Joanna Birenbaum is a litigator specializing in equality and human rights, professional discipline and regulation, administrative/public law, employment law and domestic violence and sexual assault law. Called to the bar in 1998, Joanna’s practice has included Aboriginal and treaty rights litigation, constitutional test case litigation, and policy development, training and advocacy relating to access to justice for marginalized groups.
Joanna is counsel for the University of Manitoba, National Research Centre for Truth and Reconciliation (NRCTR), in Fontaine et al v. Canada et al on the question of whether the Independent Assessment Process (IAP) records of Indian Residential School survivors will be destroyed or securely archived by Canada or the NRCTR (the Indigenous Archive).

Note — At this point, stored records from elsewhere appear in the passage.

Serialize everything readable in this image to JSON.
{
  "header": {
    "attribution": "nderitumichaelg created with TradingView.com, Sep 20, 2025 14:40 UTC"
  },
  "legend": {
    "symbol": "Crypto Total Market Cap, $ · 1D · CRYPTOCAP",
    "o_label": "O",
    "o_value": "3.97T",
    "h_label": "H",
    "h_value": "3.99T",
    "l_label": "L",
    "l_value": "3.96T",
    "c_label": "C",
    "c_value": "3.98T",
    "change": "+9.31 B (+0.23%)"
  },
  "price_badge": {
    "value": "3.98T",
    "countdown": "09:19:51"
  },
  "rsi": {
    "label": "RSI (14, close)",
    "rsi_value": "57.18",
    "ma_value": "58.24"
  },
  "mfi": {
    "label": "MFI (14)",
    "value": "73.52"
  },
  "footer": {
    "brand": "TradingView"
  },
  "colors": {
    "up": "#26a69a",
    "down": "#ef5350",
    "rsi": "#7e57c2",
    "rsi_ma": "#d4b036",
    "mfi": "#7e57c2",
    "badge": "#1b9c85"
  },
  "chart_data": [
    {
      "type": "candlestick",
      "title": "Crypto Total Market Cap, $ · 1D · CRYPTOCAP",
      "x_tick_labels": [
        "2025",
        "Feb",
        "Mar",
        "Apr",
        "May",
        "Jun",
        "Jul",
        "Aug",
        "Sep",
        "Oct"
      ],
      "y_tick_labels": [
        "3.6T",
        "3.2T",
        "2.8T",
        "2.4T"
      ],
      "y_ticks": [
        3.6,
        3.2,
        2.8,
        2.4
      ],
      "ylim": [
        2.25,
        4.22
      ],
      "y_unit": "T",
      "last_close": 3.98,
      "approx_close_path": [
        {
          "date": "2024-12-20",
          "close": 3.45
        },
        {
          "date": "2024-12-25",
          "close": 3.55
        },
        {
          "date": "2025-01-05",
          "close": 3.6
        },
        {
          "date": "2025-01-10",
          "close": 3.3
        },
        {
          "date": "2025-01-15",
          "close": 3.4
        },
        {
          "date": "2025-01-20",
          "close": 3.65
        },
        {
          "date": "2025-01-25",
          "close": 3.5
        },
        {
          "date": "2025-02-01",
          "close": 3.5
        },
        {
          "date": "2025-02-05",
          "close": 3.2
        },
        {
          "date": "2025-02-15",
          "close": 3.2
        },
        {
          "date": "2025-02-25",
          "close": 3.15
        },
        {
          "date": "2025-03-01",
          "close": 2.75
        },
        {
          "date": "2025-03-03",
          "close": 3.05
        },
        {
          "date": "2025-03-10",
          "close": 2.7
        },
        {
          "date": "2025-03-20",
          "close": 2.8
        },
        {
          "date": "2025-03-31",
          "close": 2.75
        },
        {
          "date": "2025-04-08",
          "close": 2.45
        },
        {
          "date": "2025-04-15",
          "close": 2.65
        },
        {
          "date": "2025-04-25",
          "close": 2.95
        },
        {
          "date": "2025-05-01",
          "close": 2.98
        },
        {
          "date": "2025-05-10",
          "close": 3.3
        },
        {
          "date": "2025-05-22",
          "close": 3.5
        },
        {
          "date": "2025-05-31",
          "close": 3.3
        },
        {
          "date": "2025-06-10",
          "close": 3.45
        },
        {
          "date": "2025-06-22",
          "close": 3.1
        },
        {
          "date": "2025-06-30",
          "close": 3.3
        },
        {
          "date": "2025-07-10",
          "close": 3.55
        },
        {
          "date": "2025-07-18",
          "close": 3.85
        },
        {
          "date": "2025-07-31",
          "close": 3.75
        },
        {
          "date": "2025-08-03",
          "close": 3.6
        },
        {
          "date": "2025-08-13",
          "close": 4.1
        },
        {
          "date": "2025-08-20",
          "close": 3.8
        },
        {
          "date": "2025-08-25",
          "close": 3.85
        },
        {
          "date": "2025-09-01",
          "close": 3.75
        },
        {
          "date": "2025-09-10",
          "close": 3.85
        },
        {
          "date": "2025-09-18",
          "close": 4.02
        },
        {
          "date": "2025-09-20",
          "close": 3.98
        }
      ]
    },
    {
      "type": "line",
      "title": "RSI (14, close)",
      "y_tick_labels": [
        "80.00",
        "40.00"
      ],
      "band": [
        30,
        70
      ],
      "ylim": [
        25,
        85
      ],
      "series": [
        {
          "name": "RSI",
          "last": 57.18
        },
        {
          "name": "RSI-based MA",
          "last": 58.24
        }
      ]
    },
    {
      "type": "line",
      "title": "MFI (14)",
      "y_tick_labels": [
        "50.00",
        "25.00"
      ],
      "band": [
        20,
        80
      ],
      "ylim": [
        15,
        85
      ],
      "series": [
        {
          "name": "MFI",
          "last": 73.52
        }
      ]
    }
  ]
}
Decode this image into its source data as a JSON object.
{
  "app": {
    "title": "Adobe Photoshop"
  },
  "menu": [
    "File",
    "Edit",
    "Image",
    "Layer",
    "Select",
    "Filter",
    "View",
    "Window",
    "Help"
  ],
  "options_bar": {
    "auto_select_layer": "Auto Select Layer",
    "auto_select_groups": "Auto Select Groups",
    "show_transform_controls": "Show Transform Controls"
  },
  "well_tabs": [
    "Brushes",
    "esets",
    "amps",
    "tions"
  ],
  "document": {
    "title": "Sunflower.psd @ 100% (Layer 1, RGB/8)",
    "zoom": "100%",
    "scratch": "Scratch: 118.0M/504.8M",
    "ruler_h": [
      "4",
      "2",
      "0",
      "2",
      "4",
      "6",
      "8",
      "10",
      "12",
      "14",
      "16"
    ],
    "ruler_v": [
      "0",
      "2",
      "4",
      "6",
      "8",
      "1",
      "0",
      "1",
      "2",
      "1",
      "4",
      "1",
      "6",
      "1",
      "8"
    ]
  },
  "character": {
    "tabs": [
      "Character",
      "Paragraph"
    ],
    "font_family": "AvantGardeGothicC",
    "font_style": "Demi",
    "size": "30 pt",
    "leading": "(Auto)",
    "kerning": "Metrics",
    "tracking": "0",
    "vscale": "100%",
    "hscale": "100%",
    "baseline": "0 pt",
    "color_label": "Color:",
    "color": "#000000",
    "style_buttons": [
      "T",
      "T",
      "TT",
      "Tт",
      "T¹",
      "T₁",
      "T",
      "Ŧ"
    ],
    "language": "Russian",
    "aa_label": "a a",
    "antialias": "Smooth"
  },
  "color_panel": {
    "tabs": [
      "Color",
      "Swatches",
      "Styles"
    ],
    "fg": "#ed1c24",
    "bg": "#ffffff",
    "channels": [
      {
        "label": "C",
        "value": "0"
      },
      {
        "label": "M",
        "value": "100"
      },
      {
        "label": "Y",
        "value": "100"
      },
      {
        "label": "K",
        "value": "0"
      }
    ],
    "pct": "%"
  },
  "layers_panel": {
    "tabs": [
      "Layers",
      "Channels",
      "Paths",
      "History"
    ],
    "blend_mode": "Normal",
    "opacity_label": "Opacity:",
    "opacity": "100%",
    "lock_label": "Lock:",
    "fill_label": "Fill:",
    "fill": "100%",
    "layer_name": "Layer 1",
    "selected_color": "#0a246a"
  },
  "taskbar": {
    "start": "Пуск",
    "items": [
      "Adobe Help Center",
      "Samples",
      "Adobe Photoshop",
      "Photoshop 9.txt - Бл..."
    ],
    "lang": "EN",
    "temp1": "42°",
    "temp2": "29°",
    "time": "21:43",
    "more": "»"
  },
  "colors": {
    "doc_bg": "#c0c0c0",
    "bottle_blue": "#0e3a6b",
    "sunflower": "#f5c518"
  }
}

Joanna has appeared at all levels of Court including the Supreme Court of Canada. Her most recent Supreme Court advocacy includes acting as counsel for the Barbra Schlifer Commemorative Clinic in R. v. Quesnelle 2014 SCC 46 (involving the criminal code regime to protect the private records of sexual assault complainants) and the Canadian Association for Community Living in R. v. Nur; R. v. Charles (Charter challenge to mandatory minimum sentencing).
Joanna is a 2014-2015 McMurtry Clinical Fellow at Osgoode Hall Law School.
She is also adjunct faculty at Osgoode, teaching Gender, Equality and the Law. She has lectured and published in the areas of equality rights and violence against women.
Her recent publications include: Joanna Birenbaum, Kelly Gallagher Mackay, “From Equal Access to Individual Exit: The Invisibility of Systemic Discrimination in Moore” (2013) 10 JL & Equality 93-112; and Joanna Birenbaum, Isabel Grant, “Taking Threats Seriously: s.264.1 Threats as a Form of Domestic Violence” (2012) 59 Criminal Law Quarterly 206-236